#### Task brief
The reply consists of one number only: how many lines in the listing below contain the word "JSON".

BEGIN Records for the task

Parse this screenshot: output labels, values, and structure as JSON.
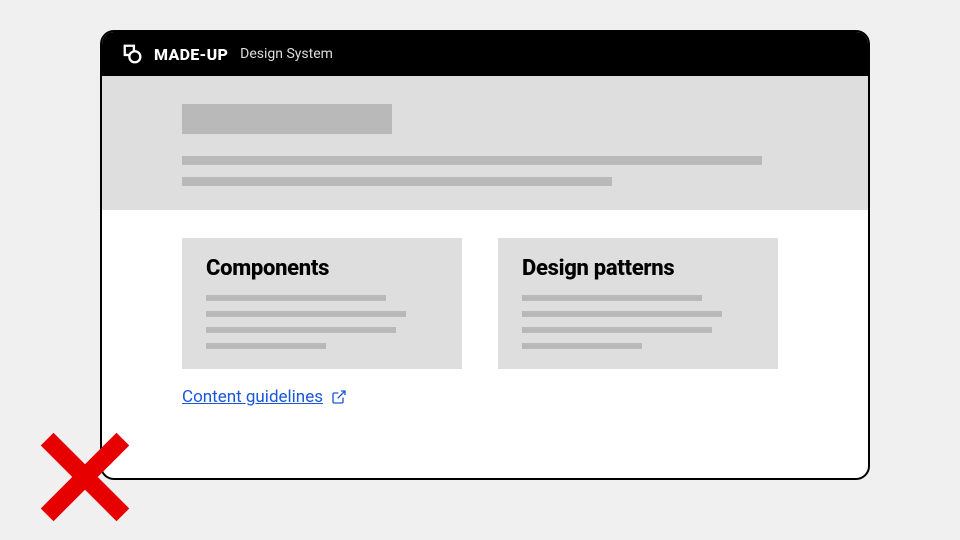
{
  "header": {
    "brand": "MADE-UP",
    "subbrand": "Design System"
  },
  "cards": [
    {
      "title": "Components"
    },
    {
      "title": "Design patterns"
    }
  ],
  "link": {
    "label": "Content guidelines"
  }
}
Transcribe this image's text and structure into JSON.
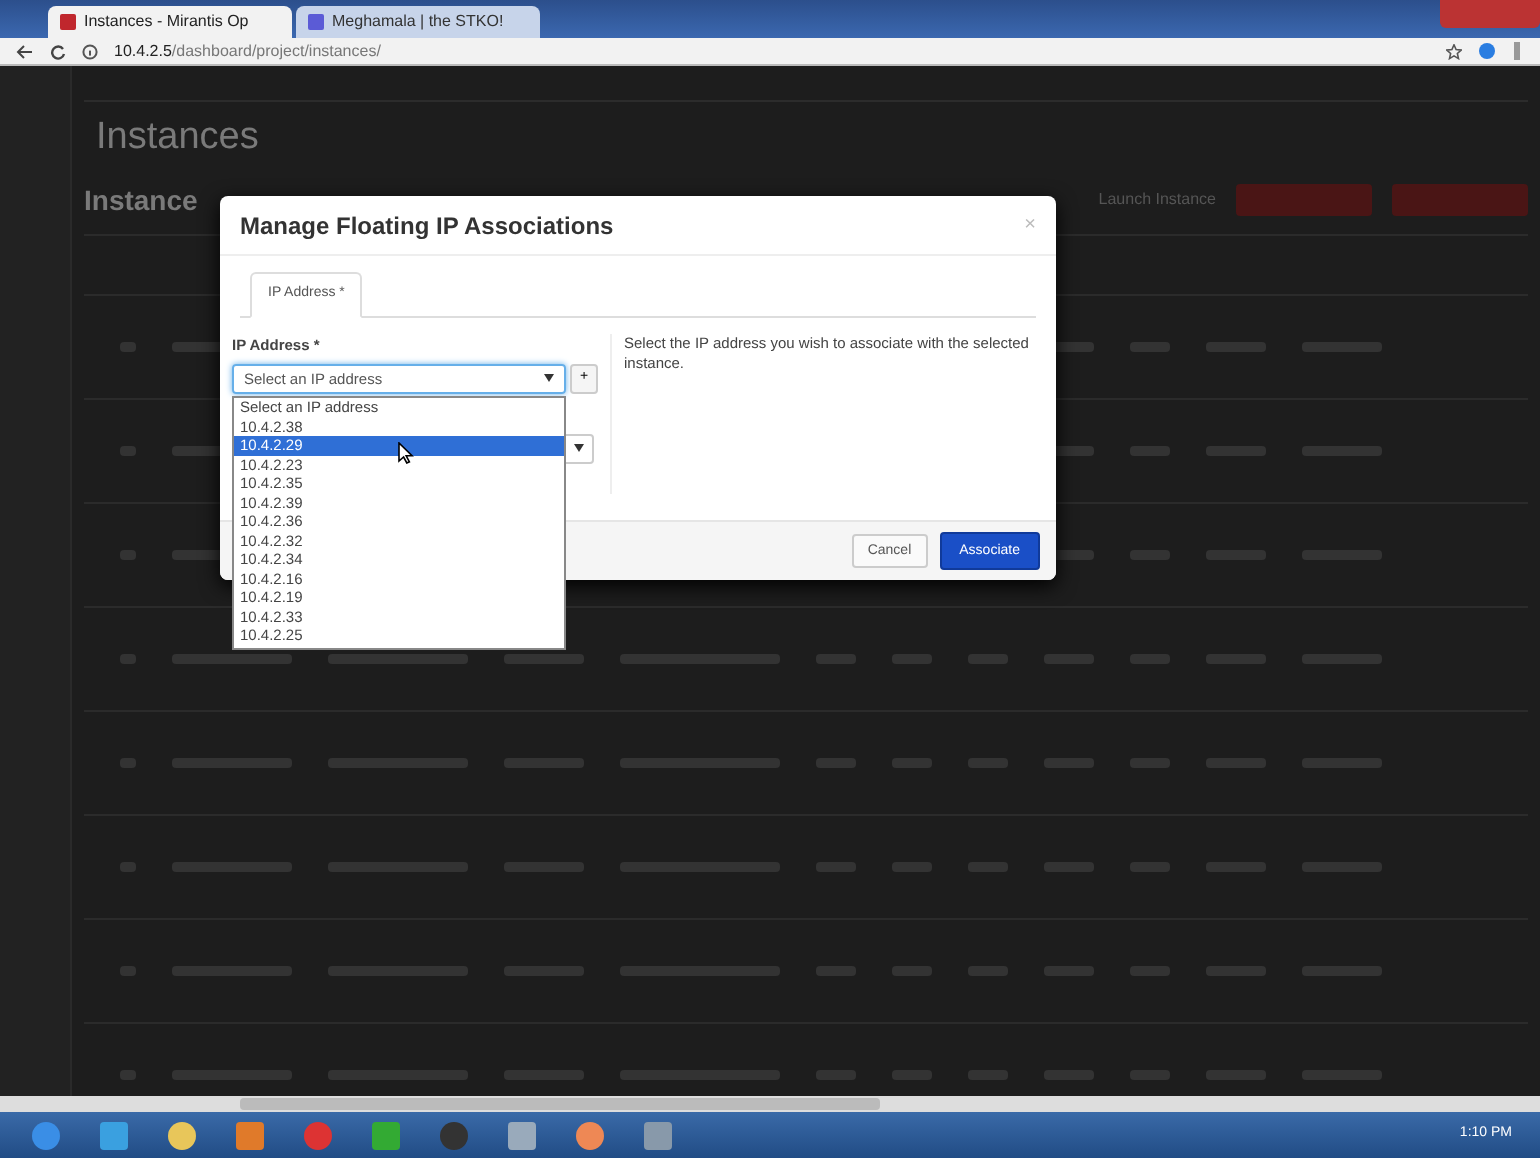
{
  "browser": {
    "tabs": [
      {
        "title": "Instances - Mirantis Op",
        "selected": true
      },
      {
        "title": "Meghamala | the STKO!",
        "selected": false
      }
    ],
    "url_host": "10.4.2.5",
    "url_path": "/dashboard/project/instances/"
  },
  "page": {
    "title": "Instances",
    "section_title": "Instance",
    "launch_button": "Launch Instance"
  },
  "modal": {
    "title": "Manage Floating IP Associations",
    "close": "×",
    "tabs": [
      {
        "label": "IP Address *",
        "selected": true
      }
    ],
    "field_label": "IP Address *",
    "select_value": "Select an IP address",
    "add_button": "+",
    "options": [
      {
        "label": "Select an IP address",
        "selected": false
      },
      {
        "label": "10.4.2.38",
        "selected": false
      },
      {
        "label": "10.4.2.29",
        "selected": true
      },
      {
        "label": "10.4.2.23",
        "selected": false
      },
      {
        "label": "10.4.2.35",
        "selected": false
      },
      {
        "label": "10.4.2.39",
        "selected": false
      },
      {
        "label": "10.4.2.36",
        "selected": false
      },
      {
        "label": "10.4.2.32",
        "selected": false
      },
      {
        "label": "10.4.2.34",
        "selected": false
      },
      {
        "label": "10.4.2.16",
        "selected": false
      },
      {
        "label": "10.4.2.19",
        "selected": false
      },
      {
        "label": "10.4.2.33",
        "selected": false
      },
      {
        "label": "10.4.2.25",
        "selected": false
      }
    ],
    "help": "Select the IP address you wish to associate with the selected instance.",
    "buttons": [
      {
        "label": "Cancel",
        "kind": "secondary"
      },
      {
        "label": "Associate",
        "kind": "primary"
      }
    ]
  },
  "taskbar": {
    "clock": "1:10 PM"
  }
}
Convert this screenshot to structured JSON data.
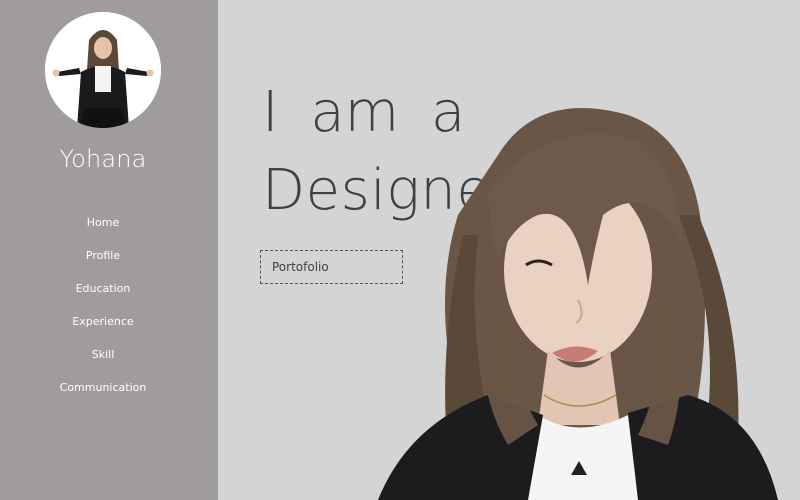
{
  "sidebar": {
    "name": "Yohana",
    "avatar_icon": "profile-photo",
    "nav": [
      {
        "label": "Home"
      },
      {
        "label": "Profile"
      },
      {
        "label": "Education"
      },
      {
        "label": "Experience"
      },
      {
        "label": "Skill"
      },
      {
        "label": "Communication"
      }
    ]
  },
  "hero": {
    "line1": "I am a",
    "line2": "Designer",
    "button_label": "Portofolio",
    "portrait_icon": "woman-portrait"
  },
  "colors": {
    "sidebar_bg": "#a09c9d",
    "main_bg": "#d4d4d4",
    "headline_text": "#3d4045",
    "sidebar_text": "#ffffff"
  }
}
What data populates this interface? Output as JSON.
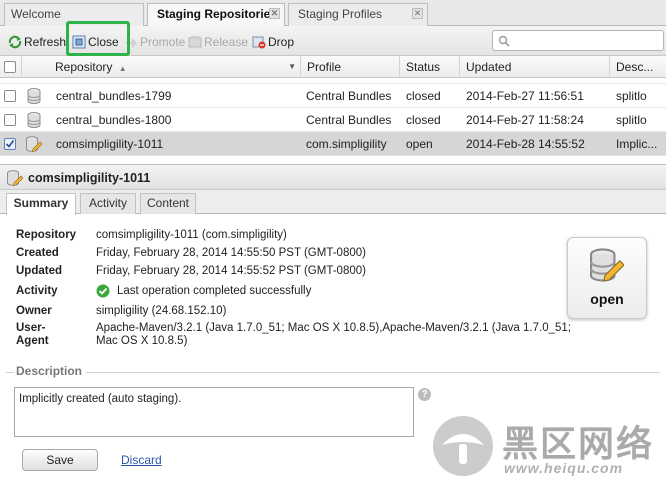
{
  "tabs": [
    {
      "label": "Welcome"
    },
    {
      "label": "Staging Repositorie"
    },
    {
      "label": "Staging Profiles"
    }
  ],
  "toolbar": {
    "refresh": "Refresh",
    "close": "Close",
    "promote": "Promote",
    "release": "Release",
    "drop": "Drop",
    "search_placeholder": ""
  },
  "grid": {
    "columns": [
      "Repository",
      "Profile",
      "Status",
      "Updated",
      "Desc..."
    ],
    "rows": [
      {
        "repository": "central_bundles-1799",
        "profile": "Central Bundles",
        "status": "closed",
        "updated": "2014-Feb-27 11:56:51",
        "desc": "splitlo",
        "checked": false
      },
      {
        "repository": "central_bundles-1800",
        "profile": "Central Bundles",
        "status": "closed",
        "updated": "2014-Feb-27 11:58:24",
        "desc": "splitlo",
        "checked": false
      },
      {
        "repository": "comsimpligility-1011",
        "profile": "com.simpligility",
        "status": "open",
        "updated": "2014-Feb-28 14:55:52",
        "desc": "Implic...",
        "checked": true
      }
    ]
  },
  "detail": {
    "title": "comsimpligility-1011",
    "tabs": [
      "Summary",
      "Activity",
      "Content"
    ],
    "fields": {
      "repository_label": "Repository",
      "repository_value": "comsimpligility-1011 (com.simpligility)",
      "created_label": "Created",
      "created_value": "Friday, February 28, 2014 14:55:50 PST (GMT-0800)",
      "updated_label": "Updated",
      "updated_value": "Friday, February 28, 2014 14:55:52 PST (GMT-0800)",
      "activity_label": "Activity",
      "activity_value": "Last operation completed successfully",
      "owner_label": "Owner",
      "owner_value": "simpligility (24.68.152.10)",
      "useragent_label_1": "User-",
      "useragent_label_2": "Agent",
      "useragent_value_1": "Apache-Maven/3.2.1 (Java 1.7.0_51; Mac OS X 10.8.5),Apache-Maven/3.2.1 (Java 1.7.0_51;",
      "useragent_value_2": "Mac OS X 10.8.5)"
    },
    "status_badge": "open",
    "description_legend": "Description",
    "description_value": "Implicitly created (auto staging).",
    "save": "Save",
    "discard": "Discard"
  },
  "watermark": {
    "cn": "黑区网络",
    "url": "www.heiqu.com"
  },
  "colors": {
    "highlight": "#2db34a",
    "selected_row": "#d6d6d6",
    "success": "#3aa83a",
    "link": "#2a55a8"
  }
}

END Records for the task

#### Result
4